• **Assigned task**
In these records, how many lines contain "SHASHWAT"? Please reply with the number only.

• **Input**

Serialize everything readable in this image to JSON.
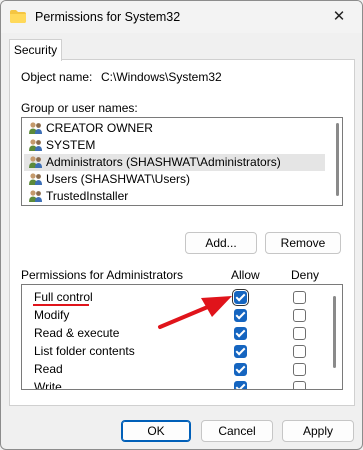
{
  "window": {
    "title": "Permissions for System32",
    "close_glyph": "✕"
  },
  "tabs": [
    {
      "label": "Security"
    }
  ],
  "object_name": {
    "label": "Object name:",
    "value": "C:\\Windows\\System32"
  },
  "group_section": {
    "label": "Group or user names:"
  },
  "users": [
    {
      "name": "CREATOR OWNER",
      "icon": "users-icon",
      "selected": false
    },
    {
      "name": "SYSTEM",
      "icon": "users-icon",
      "selected": false
    },
    {
      "name": "Administrators (SHASHWAT\\Administrators)",
      "icon": "users-icon",
      "selected": true
    },
    {
      "name": "Users (SHASHWAT\\Users)",
      "icon": "users-icon",
      "selected": false
    },
    {
      "name": "TrustedInstaller",
      "icon": "users-icon",
      "selected": false
    }
  ],
  "list_buttons": {
    "add": "Add...",
    "remove": "Remove"
  },
  "permissions": {
    "header": "Permissions for Administrators",
    "allow_label": "Allow",
    "deny_label": "Deny",
    "rows": [
      {
        "name": "Full control",
        "allow": true,
        "deny": false
      },
      {
        "name": "Modify",
        "allow": true,
        "deny": false
      },
      {
        "name": "Read & execute",
        "allow": true,
        "deny": false
      },
      {
        "name": "List folder contents",
        "allow": true,
        "deny": false
      },
      {
        "name": "Read",
        "allow": true,
        "deny": false
      },
      {
        "name": "Write",
        "allow": true,
        "deny": false
      }
    ]
  },
  "footer_buttons": {
    "ok": "OK",
    "cancel": "Cancel",
    "apply": "Apply"
  },
  "colors": {
    "accent": "#005fb8",
    "checkbox": "#1565c0",
    "annotation": "#e0141b"
  }
}
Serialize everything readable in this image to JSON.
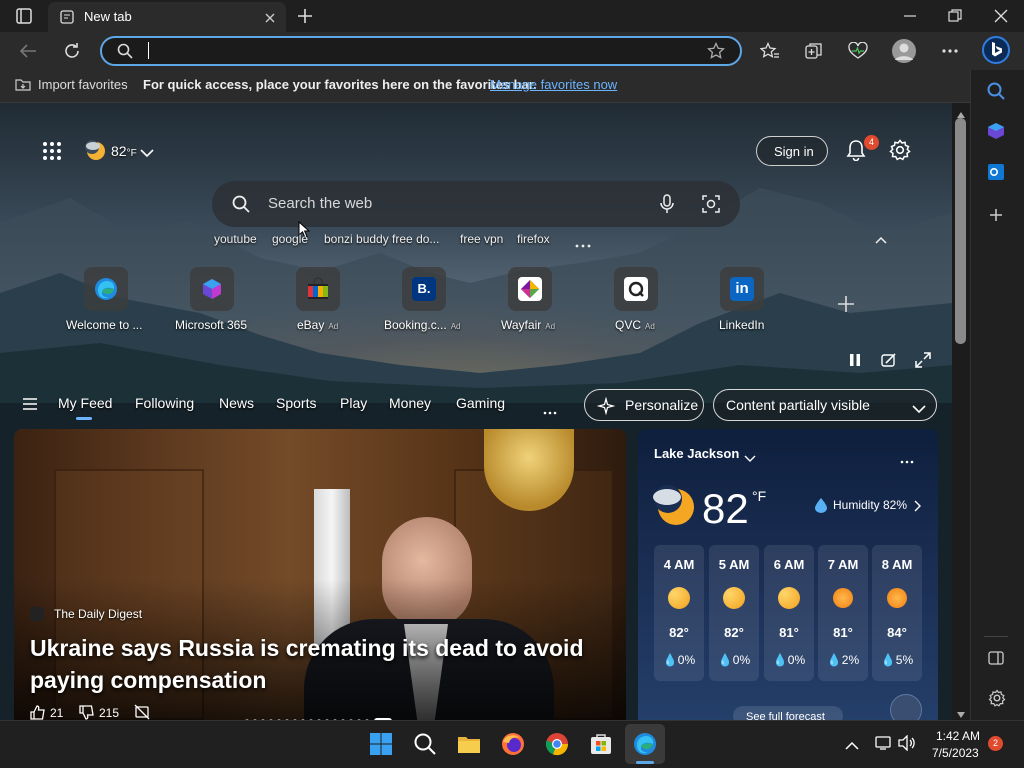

• **Answer for the task**
2